Innovation fuels the growth in the consumer package goods industry. New products create excitement and keep consumers coming back. The natural channel is the incubator, or the R&D department, of the natural products industry.
It's always exciting to see all of the new products at Expo. This year was no exception. It never ceases to amaze me how creative companies and brands can be with ingredients, branding, products, and marketing. I saw everything from ground-up bug guts to dancing monkeys this year. It was a lot of fun.
Perhaps the most exciting thing for me about the natural channel is the ability for a creative person to turn an idea into a viable product in an extremely short amount of time. For example, Mega Food turned a concept into a new product in just months and launched at Expo. There were hundreds of other stories of brands capitalizing on consumer trends by differentiating themselves with new and innovative flavors, aromas, and product features.
Innovation like this in mainstream typically take several years, involves huge committees, requires a lot of focused consumer research, and cost a tremendous amount of money. Consumer focus groups typically consist of paid volunteers to share their opinions about products behind a one-way mirror. Strategies are very scientific and impersonal - the Ivory Tower approach to marketing. It may take a big CPG company two or three years to launch a new product from scratch.
The reason most CPG companies put so much emphasis on this with their innovation (new products), is because the cost of failure is so great. Several years ago I worked for the largest CPG company in the world. They launched a new product into a very competitive category. To kick off the launch they provided all of us with reams of marketing research, competitive information, retailer category sales data, new item presentations, and samples. Despite the massive effort on all of our parts the product failed to meet the brand’s expectations and was discontinued within five months. I heard estimates that the “experiment” cost the company over $100 million. This taught me a valuable lesson that I will never forget. It is at the heart of many of my articles.

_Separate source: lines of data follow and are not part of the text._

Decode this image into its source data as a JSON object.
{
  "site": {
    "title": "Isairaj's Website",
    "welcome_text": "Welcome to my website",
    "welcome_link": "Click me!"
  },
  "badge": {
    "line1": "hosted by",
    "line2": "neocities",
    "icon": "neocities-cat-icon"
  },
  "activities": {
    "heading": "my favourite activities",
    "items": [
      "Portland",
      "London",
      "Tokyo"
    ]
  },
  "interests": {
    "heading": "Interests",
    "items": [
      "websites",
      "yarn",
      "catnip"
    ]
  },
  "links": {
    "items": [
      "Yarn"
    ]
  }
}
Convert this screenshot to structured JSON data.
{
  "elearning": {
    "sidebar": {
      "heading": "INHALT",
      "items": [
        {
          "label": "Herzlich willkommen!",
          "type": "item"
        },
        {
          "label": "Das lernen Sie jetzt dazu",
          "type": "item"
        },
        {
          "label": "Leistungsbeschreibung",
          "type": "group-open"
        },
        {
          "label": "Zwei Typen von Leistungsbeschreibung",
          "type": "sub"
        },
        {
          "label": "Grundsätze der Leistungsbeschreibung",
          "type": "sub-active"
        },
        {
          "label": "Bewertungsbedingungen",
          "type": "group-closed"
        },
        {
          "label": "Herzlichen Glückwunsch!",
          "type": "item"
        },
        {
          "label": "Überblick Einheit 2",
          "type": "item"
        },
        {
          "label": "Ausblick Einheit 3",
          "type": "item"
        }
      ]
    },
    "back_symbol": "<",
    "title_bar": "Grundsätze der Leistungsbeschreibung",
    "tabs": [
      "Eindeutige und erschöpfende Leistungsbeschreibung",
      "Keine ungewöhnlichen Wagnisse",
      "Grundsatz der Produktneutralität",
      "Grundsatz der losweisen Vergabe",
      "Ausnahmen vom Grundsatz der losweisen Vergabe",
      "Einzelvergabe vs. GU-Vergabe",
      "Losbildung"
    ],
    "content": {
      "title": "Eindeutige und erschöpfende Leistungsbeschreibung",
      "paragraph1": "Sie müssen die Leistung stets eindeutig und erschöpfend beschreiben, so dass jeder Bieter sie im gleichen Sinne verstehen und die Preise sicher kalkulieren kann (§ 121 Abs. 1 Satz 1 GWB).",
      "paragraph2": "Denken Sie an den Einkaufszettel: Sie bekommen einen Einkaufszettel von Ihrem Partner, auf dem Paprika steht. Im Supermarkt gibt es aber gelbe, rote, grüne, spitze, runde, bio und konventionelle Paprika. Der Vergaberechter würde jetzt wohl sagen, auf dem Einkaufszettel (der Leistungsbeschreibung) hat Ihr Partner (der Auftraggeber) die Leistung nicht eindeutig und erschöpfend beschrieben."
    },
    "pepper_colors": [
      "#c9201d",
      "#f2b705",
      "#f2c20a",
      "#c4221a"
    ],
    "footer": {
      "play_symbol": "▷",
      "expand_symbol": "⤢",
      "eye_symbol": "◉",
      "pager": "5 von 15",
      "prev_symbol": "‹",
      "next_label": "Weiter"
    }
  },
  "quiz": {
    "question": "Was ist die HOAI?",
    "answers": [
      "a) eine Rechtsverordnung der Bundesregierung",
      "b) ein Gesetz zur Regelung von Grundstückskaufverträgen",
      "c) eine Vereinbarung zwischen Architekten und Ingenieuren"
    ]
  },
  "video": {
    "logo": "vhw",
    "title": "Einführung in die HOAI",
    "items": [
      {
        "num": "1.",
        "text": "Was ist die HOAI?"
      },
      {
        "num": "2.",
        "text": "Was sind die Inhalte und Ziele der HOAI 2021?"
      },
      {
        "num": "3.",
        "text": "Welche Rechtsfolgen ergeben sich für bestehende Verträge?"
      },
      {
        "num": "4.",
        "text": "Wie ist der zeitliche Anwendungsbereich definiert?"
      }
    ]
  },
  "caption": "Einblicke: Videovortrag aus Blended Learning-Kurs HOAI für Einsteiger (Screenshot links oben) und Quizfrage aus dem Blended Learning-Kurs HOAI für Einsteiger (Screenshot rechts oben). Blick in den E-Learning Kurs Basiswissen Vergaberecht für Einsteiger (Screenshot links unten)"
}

Natural companies are small and nimble. They are also extremely creative and passionate and willing to try new and different things. More importantly, they are fully engaged in the consumers who buy their products - in many cases new product concepts come directly from their interactions. This gives them a tremendous competitive advantage.
Another impressive aspect of the natural channel is the ability to test consumer preference, wants, and needs with actual shoppers, their friends, and their families. Imagine, doing consumer research with actual shoppers in their environment. Imagine getting instant feedback from people who actually buy and use the product more than once. Imagine being able to customize your product right away as you continue to develop it. Imagine how efficient it is to develop a product that consumers are actually searching for.
Expo is where the natural channel showcases it's new product concepts, ideas, and innovation. It's where we celebrate all that is good in our industry.